AF: And why we’re even here! We meet up with a lot of photographers and artists for weekly about life and what it all means!

What’s the story behind your recent project with Thomas Brown?

VS: They’re all quite stimulating set ups and when we shoot we realize about ten other variants we could shoot, so whenever we work together things progress really quickly.

AF: We recently looked back at all the work we’ve made with Tom and noticed all the projects tie in nicely as a series so they don’t feel like separate projects, but like instalments of something bigger.

VS: It’s really interesting working with him because he really conceptualizes stuff.

AF: And pushes us in such different ways

VS: And that’s so exciting, having a third mind completely changes things.

AF: The project we’re launching this month is quite scientific, it’s loosely based on Newton’s third law, which is that a reaction is always matched with an action, so we’re trying to visualize all these invisible actions. So far we’ve done four stages and it’s grown in size each time, I think the next stage is to take it outside, we’d love to do that.

VS: The next stage will really depend on the feedback from this exhibition, feedback is so important to us for developing ideas.

What’s in the pipeline for you in 2016?

AF: Well we’ve been talking to Matter about a possible collaboration and exhibition, it’s all very tentative at the moment but we’ve got further meetings coming up.

VS: And we’ve also been doing quite a lot of exploration into using microscopic imagery and polarizing lenses so it really distorts colours, so it’s all very sensory. We’ve only had one meeting so things are all very loose, but we’ll see what happens!
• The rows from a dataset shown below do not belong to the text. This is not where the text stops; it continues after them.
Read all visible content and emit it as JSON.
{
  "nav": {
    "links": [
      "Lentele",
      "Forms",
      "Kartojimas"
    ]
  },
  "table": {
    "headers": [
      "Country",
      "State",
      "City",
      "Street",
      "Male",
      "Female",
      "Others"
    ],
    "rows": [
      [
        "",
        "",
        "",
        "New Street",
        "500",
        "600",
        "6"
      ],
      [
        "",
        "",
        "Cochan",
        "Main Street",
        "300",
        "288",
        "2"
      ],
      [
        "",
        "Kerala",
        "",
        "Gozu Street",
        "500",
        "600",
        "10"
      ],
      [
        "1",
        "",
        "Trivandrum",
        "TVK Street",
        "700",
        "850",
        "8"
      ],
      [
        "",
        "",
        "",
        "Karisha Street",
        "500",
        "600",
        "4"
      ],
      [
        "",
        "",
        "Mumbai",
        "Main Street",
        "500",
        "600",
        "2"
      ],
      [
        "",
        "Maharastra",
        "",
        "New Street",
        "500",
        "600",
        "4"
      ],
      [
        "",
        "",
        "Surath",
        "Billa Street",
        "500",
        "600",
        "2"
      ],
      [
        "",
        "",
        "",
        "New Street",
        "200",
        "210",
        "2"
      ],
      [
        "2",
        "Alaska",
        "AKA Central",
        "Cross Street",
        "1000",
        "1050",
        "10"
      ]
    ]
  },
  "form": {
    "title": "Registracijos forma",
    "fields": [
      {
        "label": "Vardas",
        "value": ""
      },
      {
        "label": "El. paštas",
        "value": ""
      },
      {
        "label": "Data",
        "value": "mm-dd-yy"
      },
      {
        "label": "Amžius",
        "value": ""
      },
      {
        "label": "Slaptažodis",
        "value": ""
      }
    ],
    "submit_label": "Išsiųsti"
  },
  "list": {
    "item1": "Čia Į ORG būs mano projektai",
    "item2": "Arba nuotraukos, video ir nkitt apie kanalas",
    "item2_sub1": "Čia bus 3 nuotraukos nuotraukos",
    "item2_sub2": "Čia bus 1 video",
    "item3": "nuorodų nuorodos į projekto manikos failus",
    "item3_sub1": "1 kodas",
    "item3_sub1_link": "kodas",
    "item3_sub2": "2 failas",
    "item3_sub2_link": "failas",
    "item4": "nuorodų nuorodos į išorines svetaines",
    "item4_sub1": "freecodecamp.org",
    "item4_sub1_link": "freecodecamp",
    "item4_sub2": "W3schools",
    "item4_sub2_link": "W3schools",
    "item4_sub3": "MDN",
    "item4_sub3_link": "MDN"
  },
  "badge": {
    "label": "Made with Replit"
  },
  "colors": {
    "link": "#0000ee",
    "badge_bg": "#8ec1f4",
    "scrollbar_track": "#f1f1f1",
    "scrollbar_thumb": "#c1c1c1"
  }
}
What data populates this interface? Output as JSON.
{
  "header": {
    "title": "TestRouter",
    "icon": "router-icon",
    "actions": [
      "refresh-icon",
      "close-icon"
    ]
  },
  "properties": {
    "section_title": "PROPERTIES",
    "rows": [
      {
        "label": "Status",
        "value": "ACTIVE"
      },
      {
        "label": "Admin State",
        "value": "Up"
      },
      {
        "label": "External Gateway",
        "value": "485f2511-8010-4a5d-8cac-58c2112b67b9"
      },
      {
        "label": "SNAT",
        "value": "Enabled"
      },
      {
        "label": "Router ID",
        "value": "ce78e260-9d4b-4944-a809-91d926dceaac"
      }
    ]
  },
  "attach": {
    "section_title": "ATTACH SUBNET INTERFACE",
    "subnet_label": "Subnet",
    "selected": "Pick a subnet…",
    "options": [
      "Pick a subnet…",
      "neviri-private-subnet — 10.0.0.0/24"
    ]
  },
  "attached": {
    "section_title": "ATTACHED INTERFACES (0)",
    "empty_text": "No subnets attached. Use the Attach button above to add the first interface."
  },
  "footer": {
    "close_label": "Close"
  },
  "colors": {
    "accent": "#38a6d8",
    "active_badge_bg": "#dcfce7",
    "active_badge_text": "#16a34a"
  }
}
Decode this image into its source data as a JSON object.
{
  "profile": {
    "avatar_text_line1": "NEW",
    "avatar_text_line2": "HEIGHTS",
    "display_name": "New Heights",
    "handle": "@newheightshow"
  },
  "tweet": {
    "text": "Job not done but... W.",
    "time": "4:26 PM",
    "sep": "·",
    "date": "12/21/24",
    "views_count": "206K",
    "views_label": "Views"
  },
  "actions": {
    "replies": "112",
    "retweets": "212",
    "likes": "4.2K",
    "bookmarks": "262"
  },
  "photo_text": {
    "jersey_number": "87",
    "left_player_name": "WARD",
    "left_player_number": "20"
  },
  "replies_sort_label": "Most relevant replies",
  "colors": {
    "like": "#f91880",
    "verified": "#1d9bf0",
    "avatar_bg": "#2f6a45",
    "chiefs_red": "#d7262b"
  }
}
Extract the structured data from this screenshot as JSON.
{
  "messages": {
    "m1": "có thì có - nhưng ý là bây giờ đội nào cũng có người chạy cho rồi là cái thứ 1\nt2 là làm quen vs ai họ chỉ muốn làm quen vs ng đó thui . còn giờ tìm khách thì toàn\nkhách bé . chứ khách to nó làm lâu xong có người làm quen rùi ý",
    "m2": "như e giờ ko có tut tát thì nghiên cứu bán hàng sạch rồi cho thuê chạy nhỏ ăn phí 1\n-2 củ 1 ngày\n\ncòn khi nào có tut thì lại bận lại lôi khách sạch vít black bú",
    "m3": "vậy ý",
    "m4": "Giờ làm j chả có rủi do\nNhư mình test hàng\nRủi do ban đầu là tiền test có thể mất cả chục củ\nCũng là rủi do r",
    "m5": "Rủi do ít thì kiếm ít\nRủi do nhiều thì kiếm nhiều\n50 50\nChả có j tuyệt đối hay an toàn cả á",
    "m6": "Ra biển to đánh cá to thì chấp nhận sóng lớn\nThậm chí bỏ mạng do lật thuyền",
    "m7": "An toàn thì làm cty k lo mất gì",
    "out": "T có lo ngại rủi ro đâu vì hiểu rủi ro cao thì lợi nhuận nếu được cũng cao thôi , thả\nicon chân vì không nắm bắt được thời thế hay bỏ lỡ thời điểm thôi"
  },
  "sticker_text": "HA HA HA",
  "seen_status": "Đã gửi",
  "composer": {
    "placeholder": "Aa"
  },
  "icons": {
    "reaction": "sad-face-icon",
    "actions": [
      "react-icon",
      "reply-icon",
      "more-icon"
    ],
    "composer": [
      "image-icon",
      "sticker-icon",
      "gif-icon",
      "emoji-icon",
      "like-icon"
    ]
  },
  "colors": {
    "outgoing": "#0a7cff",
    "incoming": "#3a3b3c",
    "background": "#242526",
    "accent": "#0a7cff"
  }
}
Could you tell us a bit about your creative process, what stages do you go through to creative a 'finished' image?

A concept or an area of exploration will always come first; this can often be quite personal or subjective so it then becomes a journey of how to communicate that idea visually. I find lots of references and look back at other experiments or work and find links or avenues that could be taken further. We spend lots of time in the studio trying ideas then take time to assess the outcome go back to improve and develop them further. I love the collaborative process as it brings together small snippets of ideas and makes them into something spectacular.

What was it about Anna and Victoria’s work that initially attracted your attention?

I’ve known Anna and Vics for years, we all started out at about the same time and have always collaborated on work, so we’ve grown together. We share a sense of adventure and experimentation, we don’t care if the project fails, and somehow it never does; we always come away with something really exciting and fresh.

What parallels – if any – do you draw between your working processes and style and that of Lightning and Kinglyface?

The conceptualising stage is so important to us, it’s easy to have wild ideas but actually producing something coherent is the tricky part. This doesn’t stop us going of on tangents, but a strong overarching theme or concept helps you make the right choices and edits when something brilliant and unexpected happens.

What are your favourite material and/or processes to work with?

I love all materials equally, the thing that draws me in is texture and finish, you can photograph the most overlooked or industrial material and turn it into something unexpected and beautiful, that for me is the magic.